Credit: (AP Photo/Jacquelyn Martin)
Political Rewind: The right to be 'let alone': Could Georgia's privacy law be used vs. abortion ban?
Guest host: Kevin Riley, @AJCEditor, editor, The Atlanta Journal-Constitution
Professor Amy Steigerwalt, @DrSteigerwalt, Georgia State University
Professor Anthony Michael Kreis, @AnthonyMKreis, Georgia State University
Professor Fred Smith, @fredosmithjr, Emory University School of Law
Professor Emeritus James C. Cobb, former Southern history professor, University of Georgia
1. A walk-through on the history of Georgia's constitution.
- Georgia's first constituion came about when it was a colony of England in 1777.
- Georgia's constitution has had at least 10 revisions.
- The latest was ratifiedon Nov. 2, 1982, by a vote of the people and it became effective July 1, 1983.
- The right to privacy originated in the state constitution's Rights of Persons.
- First adopted in 1861, it was expanded in the 1865 constitution that abolished slavery.
- In a 1905 decision, Pavesich v. New England Life Insurance Company, the Georgia Supreme Court recognized a sweeping right of Georgians to keep their lives shielded from public scrutiny and unjustified state intervention.
2. Why was Roe v. Wade overturned?
- Justice Sam Alito wrote in the decision, "the Constitution does not confer a right to abortion."
- Justice Clarence Thomas argued in a concurring opinion released that the court “should reconsider” its past rulings codifying rights to contraception access, same-sex relationships and same-sex marriage.
3. History of abortion law in Georgia
- Challenges to abortions did not appear in Georgia's law until 1876.
- That change capped abortion at a period of "quickening" around fifteen weeks.
- Professor Anthony Michael Kreis says that historically, Georgia lawmakers would not have thought a fetus had a separate and distinct legal status during the first fifteen weeks.
4. The difference between the Georgia Constitution and the U.S. Constitution.

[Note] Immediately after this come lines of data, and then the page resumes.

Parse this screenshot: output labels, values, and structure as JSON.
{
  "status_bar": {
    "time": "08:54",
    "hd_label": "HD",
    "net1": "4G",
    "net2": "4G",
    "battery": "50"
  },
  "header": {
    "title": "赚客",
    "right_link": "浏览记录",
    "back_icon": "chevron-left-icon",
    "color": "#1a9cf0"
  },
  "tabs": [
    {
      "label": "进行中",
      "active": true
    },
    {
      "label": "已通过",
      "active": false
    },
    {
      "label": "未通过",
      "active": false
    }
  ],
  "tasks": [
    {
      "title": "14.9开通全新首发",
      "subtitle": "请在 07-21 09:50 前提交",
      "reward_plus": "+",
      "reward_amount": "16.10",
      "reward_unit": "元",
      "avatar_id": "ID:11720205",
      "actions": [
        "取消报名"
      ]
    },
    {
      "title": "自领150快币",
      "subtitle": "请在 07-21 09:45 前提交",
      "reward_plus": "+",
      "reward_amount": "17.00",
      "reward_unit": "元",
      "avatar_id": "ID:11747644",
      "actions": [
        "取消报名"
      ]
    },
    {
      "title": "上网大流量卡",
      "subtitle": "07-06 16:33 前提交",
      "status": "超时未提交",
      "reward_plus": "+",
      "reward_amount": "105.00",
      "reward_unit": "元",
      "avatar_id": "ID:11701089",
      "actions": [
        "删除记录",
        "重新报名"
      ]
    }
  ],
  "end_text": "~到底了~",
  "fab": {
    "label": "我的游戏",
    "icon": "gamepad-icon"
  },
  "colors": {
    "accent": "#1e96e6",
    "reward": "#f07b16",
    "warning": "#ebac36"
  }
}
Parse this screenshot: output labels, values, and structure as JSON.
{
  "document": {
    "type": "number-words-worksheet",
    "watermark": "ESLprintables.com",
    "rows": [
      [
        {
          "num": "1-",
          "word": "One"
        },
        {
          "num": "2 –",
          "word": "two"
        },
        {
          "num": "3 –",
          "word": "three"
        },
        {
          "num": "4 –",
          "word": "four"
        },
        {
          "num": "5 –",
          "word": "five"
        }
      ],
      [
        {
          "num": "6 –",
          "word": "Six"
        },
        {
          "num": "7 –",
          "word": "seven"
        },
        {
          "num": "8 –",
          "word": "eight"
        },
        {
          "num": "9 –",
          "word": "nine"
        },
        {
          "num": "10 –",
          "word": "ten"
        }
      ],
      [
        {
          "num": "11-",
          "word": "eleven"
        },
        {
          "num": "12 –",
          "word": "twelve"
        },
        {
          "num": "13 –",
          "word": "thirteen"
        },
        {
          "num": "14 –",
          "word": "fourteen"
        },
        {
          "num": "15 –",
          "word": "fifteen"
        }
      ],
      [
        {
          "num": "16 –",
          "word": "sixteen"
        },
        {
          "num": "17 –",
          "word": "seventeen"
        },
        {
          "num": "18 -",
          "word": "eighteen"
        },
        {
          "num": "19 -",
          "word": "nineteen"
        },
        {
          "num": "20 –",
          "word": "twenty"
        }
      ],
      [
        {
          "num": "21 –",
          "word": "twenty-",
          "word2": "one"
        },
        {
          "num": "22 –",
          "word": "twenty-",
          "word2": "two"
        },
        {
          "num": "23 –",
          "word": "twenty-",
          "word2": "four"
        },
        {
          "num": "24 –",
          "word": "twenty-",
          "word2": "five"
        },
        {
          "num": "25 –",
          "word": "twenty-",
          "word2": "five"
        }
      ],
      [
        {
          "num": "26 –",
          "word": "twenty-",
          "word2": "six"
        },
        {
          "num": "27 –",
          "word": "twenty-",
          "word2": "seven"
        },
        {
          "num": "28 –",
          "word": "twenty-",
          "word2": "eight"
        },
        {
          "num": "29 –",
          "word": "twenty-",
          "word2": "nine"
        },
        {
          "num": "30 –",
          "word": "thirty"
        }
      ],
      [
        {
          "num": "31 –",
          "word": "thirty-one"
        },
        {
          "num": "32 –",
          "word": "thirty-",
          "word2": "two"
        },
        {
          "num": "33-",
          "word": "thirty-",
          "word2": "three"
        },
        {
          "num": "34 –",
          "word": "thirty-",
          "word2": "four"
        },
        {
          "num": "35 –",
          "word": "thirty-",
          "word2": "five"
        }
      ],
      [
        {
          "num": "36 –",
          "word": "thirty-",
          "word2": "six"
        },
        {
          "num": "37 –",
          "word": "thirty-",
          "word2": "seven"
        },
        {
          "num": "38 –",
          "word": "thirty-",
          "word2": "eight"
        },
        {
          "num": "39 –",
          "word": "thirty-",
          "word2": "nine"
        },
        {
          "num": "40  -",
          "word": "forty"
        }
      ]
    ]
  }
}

- Georgia's constitution upheld the right to privacy before the U.S. Constitution, since state constitutions tend to be more detailed and reach further.
Friday on Political Rewind: We hear from election officials about challenges to voting.